I'll let you know if James gives this a try and what his results are if he does.  Now if someone could tell me of an eco-friendly weed killer that won't also kill desirable plants that would be awesome.

Sunday, May 15, 2011

Poor Lex

Lex would probably be so embarrassed to know I'm putting his picture on here looking like this but I know you'll all be kind.  I have no idea what he got into.  Today his face has returned to its normal size. 

Tuesday, May 10, 2011

Chip off the old block

James and I are collectors - treasure hunters - gleaners.  Ok, we pick up stuff on the sides of the road.  C'mon, admit it, you do it too, right?  James is much worse than I.  I bet he's accumulated at least 10 ball caps he's found while running.  He also finds tools, bungy cords, toys and even some things he doesn't recognize but brings home anyway (???).  If anyone needs a gas cap just go for a run near a gas station.  James says for at least 100 yards past a gas station you will find many of them along the road. That's how we got our last one.  I wonder if another runner has picked up one of ours. 

We don't have curbside trash pick up.  We take our stuff to the dumpster.  Sometimes there are great finds left outside the dumpster for others to take home.  Lumber is one of my favorite finds.  Sure, we may have to pull nails out but you never know when you're going to need a scrap of plywood or a 5 foot long 2x4.  Since our son grew up watching us be trash pickers this has rubbed off on him.  He's been known to call me and say, "hey, there's a ____________ at the dumpster.  Do you want it?" 

By now I know my mother and father are probably shaking their heads in shame.  "Where did we go wrong?  At least we have two other respectable daughters". 

Last week Adam was out driving some back country roads and found something on the side of the road that spoke to him.  Yes, it's true, some things just call out to you to be picked up.  His friend backed the truck up and Adam somehow got this beast of a find into the bed.  I'm pretty sure he had no idea what he was going to do with it at first, but he told me later that he thought, oh, Mother's Day is coming up.  I'll give it to Mom.  Before I saw my gift James told me it's a gift no other mother will be receiving.  I think he was right.
Now I need to come up with an idea how to use it.  It's a beautiful piece of wood. 

Friday, May 6, 2011

Electric goat fence
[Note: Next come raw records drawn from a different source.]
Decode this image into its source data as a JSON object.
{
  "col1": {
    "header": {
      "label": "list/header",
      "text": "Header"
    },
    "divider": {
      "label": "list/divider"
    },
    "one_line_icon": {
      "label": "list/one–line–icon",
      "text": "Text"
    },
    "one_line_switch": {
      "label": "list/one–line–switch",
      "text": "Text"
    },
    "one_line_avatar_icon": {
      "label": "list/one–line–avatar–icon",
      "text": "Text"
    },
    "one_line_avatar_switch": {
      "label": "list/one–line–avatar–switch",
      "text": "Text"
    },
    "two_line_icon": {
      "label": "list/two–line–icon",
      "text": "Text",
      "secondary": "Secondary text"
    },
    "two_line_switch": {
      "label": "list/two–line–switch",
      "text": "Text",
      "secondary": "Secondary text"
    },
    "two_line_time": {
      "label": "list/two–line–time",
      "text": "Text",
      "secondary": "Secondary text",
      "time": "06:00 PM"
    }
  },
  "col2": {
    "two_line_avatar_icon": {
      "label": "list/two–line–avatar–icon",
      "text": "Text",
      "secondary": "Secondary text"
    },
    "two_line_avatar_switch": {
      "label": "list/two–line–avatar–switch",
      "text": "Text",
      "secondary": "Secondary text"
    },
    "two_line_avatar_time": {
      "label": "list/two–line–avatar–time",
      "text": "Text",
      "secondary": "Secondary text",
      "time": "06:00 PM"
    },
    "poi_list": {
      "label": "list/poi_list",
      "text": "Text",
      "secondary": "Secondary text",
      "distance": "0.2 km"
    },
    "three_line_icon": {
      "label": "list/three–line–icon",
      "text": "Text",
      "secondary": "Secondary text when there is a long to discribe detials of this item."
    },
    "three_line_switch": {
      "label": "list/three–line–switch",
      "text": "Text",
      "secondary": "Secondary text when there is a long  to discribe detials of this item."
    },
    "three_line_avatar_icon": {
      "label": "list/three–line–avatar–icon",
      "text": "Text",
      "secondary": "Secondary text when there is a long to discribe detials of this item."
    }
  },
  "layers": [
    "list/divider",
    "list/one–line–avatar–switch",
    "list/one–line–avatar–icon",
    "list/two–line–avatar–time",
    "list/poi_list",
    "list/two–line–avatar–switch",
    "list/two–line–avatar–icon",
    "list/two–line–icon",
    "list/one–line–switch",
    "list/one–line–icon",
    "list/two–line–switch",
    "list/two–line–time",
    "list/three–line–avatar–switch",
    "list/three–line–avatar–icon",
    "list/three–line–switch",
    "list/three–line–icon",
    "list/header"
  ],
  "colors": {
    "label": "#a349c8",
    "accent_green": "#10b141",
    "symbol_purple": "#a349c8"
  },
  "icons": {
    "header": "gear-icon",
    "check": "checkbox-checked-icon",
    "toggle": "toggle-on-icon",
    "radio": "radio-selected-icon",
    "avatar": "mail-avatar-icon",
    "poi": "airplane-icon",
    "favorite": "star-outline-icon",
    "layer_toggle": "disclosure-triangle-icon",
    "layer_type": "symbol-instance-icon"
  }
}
UPS delivered my Premier 1 electro netting 2 days ago.  I was pretty excited to put it to use.  I told you earlier I'd been letting the goats and donkeys loose in the yard so they would have access to more lush green grass than what is in their pasture.  The only problem with that was I had to stay with them to be sure they didn't eat our fruit trees and flowers, which they tried to do many times.  It was getting harder and harder to keep all 22 of them where I could keep an eye on them. 

Yesterday I experimented with the fence.  I enclosed the piece of our yard closest to their permanent fence.  I was a bit nervous watching them get closer and closer to the netting.  I've had a fear of electric fences since I was a kid and got stuck to one at a neighbor's horse farm.  My sister had to pull me off the fence and felt the charge through me.  I remember that so clearly.  Of course the voltage on this fencing isn't near what I touched as a child.  Still, it was hard watching the goats (especially the kids) touch their noses to it and run away screaming.  Our dog, Lex, was the worst.  He screamed like someone put a taser to him. 

 It's been kind of hard to watch but it seems like everyone is catching on.   Ummm, except for Shiloh, my big, sweet doofus, Shiloh.
I bet he's touched it 10 to 15 times.  I'm beginning to wonder if he likes it.  Each time he touches it he takes off in a run and kicks his back legs up in the air.  It's not long before he has his nose to it again. Silly boy.

The chickens, however, seem to have caught on very quickly.  I haven't seen one of them touch it yet.  Maybe they sense the electric without touching it. 

I wonder how long it will take this big doofus to forget and touch it.

Tuesday, May 3, 2011

Swimming in milk

This is milk from just 2 days and I'm still not milking 5 of the girls at night yet.  I have to make cheese just about every other day.  I can't complain my girls aren't producing this year.